Those hit-makers included New Politics, that Danish alt-rock group with that one song; BØRNS, that indie pop guy that kind of looks like Kurt Vile and has that one song; and James Bay, that English singer-songwriter with that one hat and that one crazy-popular song.
In seriousness, Bay really impressed with an assured stage presence and his slightly gritty, bluesy pop. And performing as an eight-piece, Iceland’s Of Monsters and Men delivered a feel-good, hit-filled set just as the sun began to set and temperatures became far more reasonable.
But the City of Trees showed up for Cake, and John McCrea knows how to work his hometown audience: the hits—the string of “Never There,” “Short Skirt/Long Jacket” and “The Distance” made for an excellent finale—grandly orchestrated sing-alongs and nearly endless banter. But Cake presented a couple of tracks off its 2011 self-released album Showroom of Compassion—“They told us we couldn’t do it, and thanks to the 50 of you who still buy albums, we did OK,” McCrea said—and folks still knew the words. Oh yeah, and McCrea gave away a tree. But you already knew he’d do that.
And as you probably also know by now, getting out of City of Trees was a nightmare. Truly, with zero lights or signs and the air thick with dust, I was honestly frightened while trying to find my car.
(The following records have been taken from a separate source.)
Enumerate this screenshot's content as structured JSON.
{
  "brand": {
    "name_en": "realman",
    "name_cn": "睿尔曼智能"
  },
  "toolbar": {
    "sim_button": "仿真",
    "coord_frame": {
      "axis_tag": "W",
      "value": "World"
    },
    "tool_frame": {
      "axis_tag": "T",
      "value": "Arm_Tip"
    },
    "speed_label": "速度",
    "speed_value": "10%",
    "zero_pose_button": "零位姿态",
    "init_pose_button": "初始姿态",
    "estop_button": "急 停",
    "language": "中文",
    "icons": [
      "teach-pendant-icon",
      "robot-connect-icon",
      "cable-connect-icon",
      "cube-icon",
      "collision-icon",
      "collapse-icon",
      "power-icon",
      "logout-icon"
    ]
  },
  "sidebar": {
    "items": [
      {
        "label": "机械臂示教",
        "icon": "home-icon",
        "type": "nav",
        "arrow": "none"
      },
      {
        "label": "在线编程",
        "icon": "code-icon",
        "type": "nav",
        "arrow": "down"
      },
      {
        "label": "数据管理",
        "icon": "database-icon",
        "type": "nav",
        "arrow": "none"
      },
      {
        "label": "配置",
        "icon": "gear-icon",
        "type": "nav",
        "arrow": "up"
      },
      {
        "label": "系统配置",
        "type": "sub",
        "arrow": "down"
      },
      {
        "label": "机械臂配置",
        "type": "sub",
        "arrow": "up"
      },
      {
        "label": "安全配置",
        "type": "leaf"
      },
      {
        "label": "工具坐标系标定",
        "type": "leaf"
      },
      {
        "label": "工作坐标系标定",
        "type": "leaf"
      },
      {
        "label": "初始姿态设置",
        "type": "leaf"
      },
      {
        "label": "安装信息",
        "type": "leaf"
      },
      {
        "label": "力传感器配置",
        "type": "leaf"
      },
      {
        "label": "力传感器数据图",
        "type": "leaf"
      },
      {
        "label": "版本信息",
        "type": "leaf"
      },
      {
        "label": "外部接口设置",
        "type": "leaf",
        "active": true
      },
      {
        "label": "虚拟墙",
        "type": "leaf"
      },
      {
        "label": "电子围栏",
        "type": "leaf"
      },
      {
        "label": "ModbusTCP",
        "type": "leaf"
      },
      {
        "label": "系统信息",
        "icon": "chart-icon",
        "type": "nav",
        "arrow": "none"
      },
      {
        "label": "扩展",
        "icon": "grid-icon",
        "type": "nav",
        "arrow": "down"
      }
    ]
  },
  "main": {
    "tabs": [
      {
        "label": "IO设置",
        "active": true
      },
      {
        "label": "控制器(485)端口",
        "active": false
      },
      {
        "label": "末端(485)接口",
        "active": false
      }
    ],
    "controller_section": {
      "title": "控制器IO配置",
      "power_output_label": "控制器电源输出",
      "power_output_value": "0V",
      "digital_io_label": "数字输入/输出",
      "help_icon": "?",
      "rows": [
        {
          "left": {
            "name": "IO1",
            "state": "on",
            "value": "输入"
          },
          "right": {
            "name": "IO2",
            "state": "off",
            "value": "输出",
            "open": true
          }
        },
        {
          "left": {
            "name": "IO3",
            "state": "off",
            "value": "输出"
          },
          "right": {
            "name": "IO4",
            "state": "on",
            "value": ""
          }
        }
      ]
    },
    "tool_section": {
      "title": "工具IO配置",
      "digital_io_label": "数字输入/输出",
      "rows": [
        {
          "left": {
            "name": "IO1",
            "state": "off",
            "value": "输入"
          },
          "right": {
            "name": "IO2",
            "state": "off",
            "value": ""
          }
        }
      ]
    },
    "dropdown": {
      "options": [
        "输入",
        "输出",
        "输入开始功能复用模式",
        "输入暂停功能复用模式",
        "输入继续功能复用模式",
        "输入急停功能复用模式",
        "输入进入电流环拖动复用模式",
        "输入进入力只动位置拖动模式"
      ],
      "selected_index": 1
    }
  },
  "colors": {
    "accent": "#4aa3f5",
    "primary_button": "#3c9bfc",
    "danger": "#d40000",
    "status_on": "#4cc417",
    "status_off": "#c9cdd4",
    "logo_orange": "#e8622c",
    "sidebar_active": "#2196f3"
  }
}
Throw in the gaping potholes, and my final feeling at City of Trees was sheer panic.
McMetal: Thanks to social media and lots of curious (and bored) metalheads, Mac Sabbath drew near 200 or so heads at Harlow’s Restaurant & Nightclub on a Sunday night.
And while heavy metal shows are usually followed by a late-night stop through a random McDonald’s drive-thru, this was likely the first band anyone had seen that combined the two worlds.
The band was fronted by the insane and twisted persona of one Ronald Osbourne and rounded out by a remarkably able costumed band that included Slayer McCheese (guitar), Grimalice (bass), and the Cat Burglar (drums). This show was only rivaled by ones put on by the likes of costumed bands such as Green Jelly and Gwar.
With a stage adorned in red, yellow and white, the group tore through a set of Black Sabbath parodies, including “More Ribs,” “Sweet Beef” and fan favorite “Frying Pan.” It was nauseating, fulfilling and weird all at the same time.